The curatorial aims of the more publicized, star-studded half of Tate's 'Egg Live' programme seem confused and opportunistic by comparison, as if pieced together in response to a development department's fundraising coup rather than an artistic zeitgeist. Instead of artists whose works already span art forms and media, various Turner Prize winners have paired up with, or been paired up with, luminaries from the worlds of music and theatre such as Arvo Pärt, Peter Sellars and Jessye Norman. The partnerships operate with varying degrees of coherence and effectiveness. This strategy was reversed in the Barbican's recent 'Only Connect' series, whereby concert hall events spanning Jazz, Punk, the Classical avant-garde and dance were interpreted visually by artists, designers and filmmakers. Somewhat predictably, the visual arts were represented by famous 'young British artists': Sarah Lucas provided props for Michael Clark's dance troupe, and Jake and Dinos Chapman's came up with an almost fascistic aerobics video that acted as a backdrop for seminal punks WIRE. Neither was a collaboration as such; in both instances the artists' input was secondary, lending a sympathetic extra dimension to the performances. This level of involvement follows the precedent of artists commissioned by Rock acts to produce album covers, videos or concert sets - recent examples being John Currin for Pulp, Wolfgang Tillmans and Sam Taylor-Wood for the Pet Shop Boys and Damien Hirst for Blur. Conventionally - and this goes back to Peter Blake's and Richard Hamilton's album covers for The Beatles - artists and rock stars exchange different kinds of credibility in these arrangements: the one highbrow and exclusive, the other much broader and younger in appeal. Now though, 'young British artists', having outgrown the art world, and Rock bands of more or less 'alternative' persuasion, exist in a similar cultural sphere. When they come together in collaboration, the convergence of art forms and audiences is less dynamic than it once was.

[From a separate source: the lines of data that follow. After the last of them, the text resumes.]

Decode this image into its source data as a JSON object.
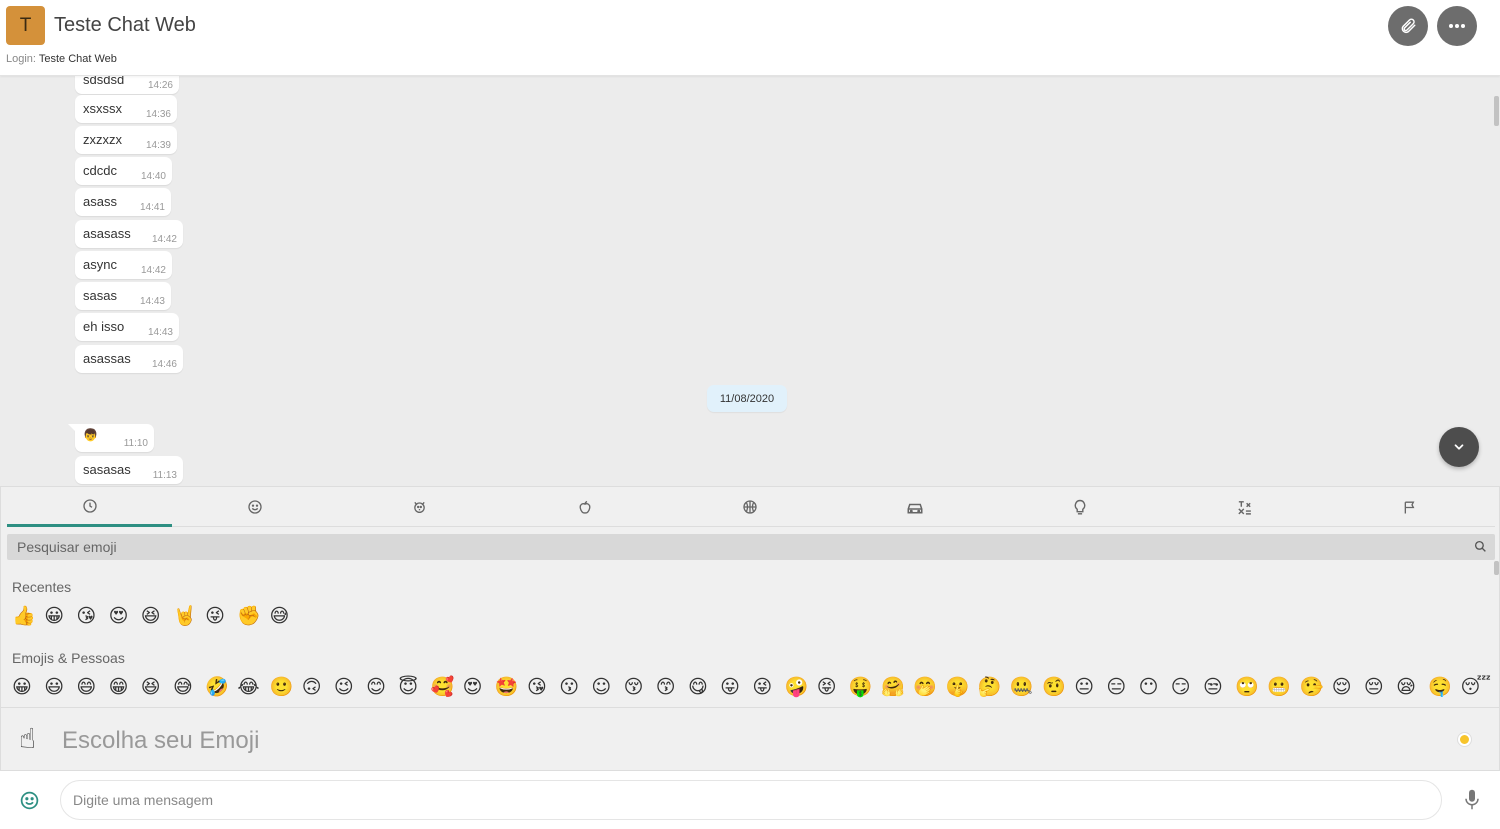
{
  "header": {
    "avatar_letter": "T",
    "title": "Teste Chat Web",
    "login_label": "Login:",
    "login_value": "Teste Chat Web",
    "attach_icon": "paperclip-icon",
    "more_icon": "more-horizontal-icon"
  },
  "messages": [
    {
      "text": "sdsdsd",
      "time": "14:26"
    },
    {
      "text": "xsxssx",
      "time": "14:36"
    },
    {
      "text": "zxzxzx",
      "time": "14:39"
    },
    {
      "text": "cdcdc",
      "time": "14:40"
    },
    {
      "text": "asass",
      "time": "14:41"
    },
    {
      "text": "asasass",
      "time": "14:42"
    },
    {
      "text": "async",
      "time": "14:42"
    },
    {
      "text": "sasas",
      "time": "14:43"
    },
    {
      "text": "eh isso",
      "time": "14:43"
    },
    {
      "text": "asassas",
      "time": "14:46"
    },
    {
      "text": "👦",
      "time": "11:10"
    },
    {
      "text": "sasasas",
      "time": "11:13"
    }
  ],
  "date_separator": "11/08/2020",
  "emoji_picker": {
    "categories": [
      "clock-icon",
      "smiley-icon",
      "animal-icon",
      "food-icon",
      "activity-icon",
      "travel-icon",
      "objects-icon",
      "symbols-icon",
      "flags-icon"
    ],
    "search_placeholder": "Pesquisar emoji",
    "recent_title": "Recentes",
    "recent": [
      "👍",
      "😀",
      "😘",
      "😍",
      "😆",
      "🤘",
      "😜",
      "✊",
      "😅"
    ],
    "people_title": "Emojis & Pessoas",
    "people": [
      "😀",
      "😃",
      "😄",
      "😁",
      "😆",
      "😅",
      "🤣",
      "😂",
      "🙂",
      "🙃",
      "😉",
      "😊",
      "😇",
      "🥰",
      "😍",
      "🤩",
      "😘",
      "😗",
      "☺",
      "😚",
      "😙",
      "😋",
      "😛",
      "😜",
      "🤪",
      "😝",
      "🤑",
      "🤗",
      "🤭",
      "🤫",
      "🤔",
      "🤐",
      "🤨",
      "😐",
      "😑",
      "😶",
      "😏",
      "😒",
      "🙄",
      "😬",
      "🤥",
      "😌",
      "😔",
      "😪",
      "🤤",
      "😴"
    ],
    "preview_emoji": "☝",
    "preview_text": "Escolha seu Emoji",
    "accent": "#2d8f82",
    "tone_color": "#f7c42b"
  },
  "compose": {
    "placeholder": "Digite uma mensagem",
    "emoji_icon": "smiley-icon",
    "mic_icon": "microphone-icon"
  }
}
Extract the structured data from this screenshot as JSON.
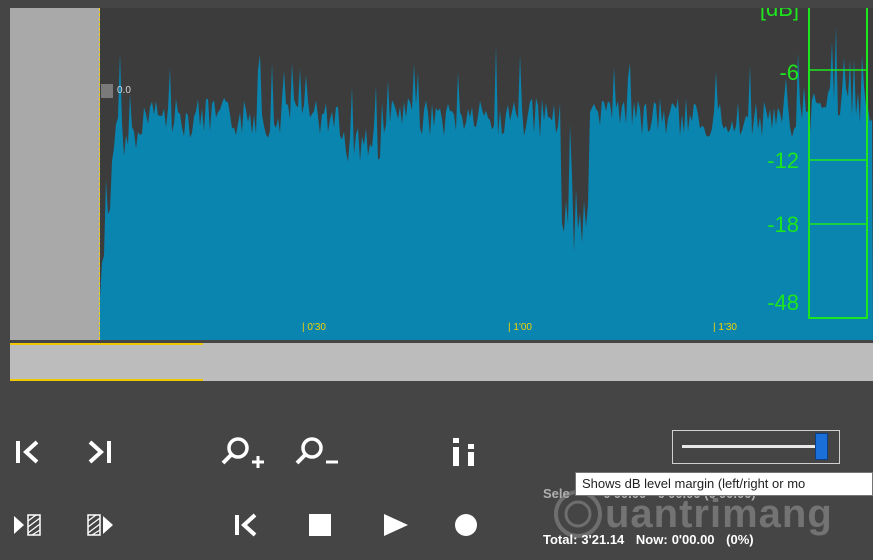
{
  "waveform": {
    "zero_label": "0.0",
    "db_scale": [
      "[dB]",
      "-6",
      "-12",
      "-18",
      "-48"
    ],
    "time_ticks": [
      "| 0'30",
      "| 1'00",
      "| 1'30"
    ]
  },
  "transport": {
    "icons": [
      "skip-to-start-icon",
      "skip-to-end-icon",
      "zoom-in-icon",
      "zoom-out-icon",
      "level-bars-icon",
      "mark-start-icon",
      "mark-end-icon",
      "rewind-icon",
      "stop-icon",
      "play-icon",
      "record-icon"
    ]
  },
  "level_margin": {
    "tooltip": "Shows dB level margin (left/right or mo",
    "slider_value_fraction": 0.95
  },
  "status": {
    "selection_label": "Sele",
    "selection_values": "0'00.00 - 0'00.00 (0'00.00)",
    "total_label": "Total:",
    "total_value": "3'21.14",
    "now_label": "Now:",
    "now_value": "0'00.00",
    "percent": "(0%)"
  },
  "watermark": {
    "text": "uantrimang"
  },
  "colors": {
    "wave_fill": "#0a85b0",
    "db_green": "#1ee61e",
    "time_tick_yellow": "#f2d200",
    "background": "#454545",
    "slider_blue": "#1a6fd8"
  }
}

In its place we're left with the acoustically poor and decidedly un-rock-and-roll spectacle of Nick Cave and PJ Harvey playing the Tate's Duveen Galleries and Turbine Hall, the environment cramping everyone's style. What next: Georg Baselitz at the Brixton Academy; Cindy Sherman at the Shepherds Bush Empire? Gigs in galleries, where visual art has no intrinsic role in the music, come across as little more than cynical, synergistic brand-building ploys on the part of art institutions and their corporate sponsors.
First published in Issue 77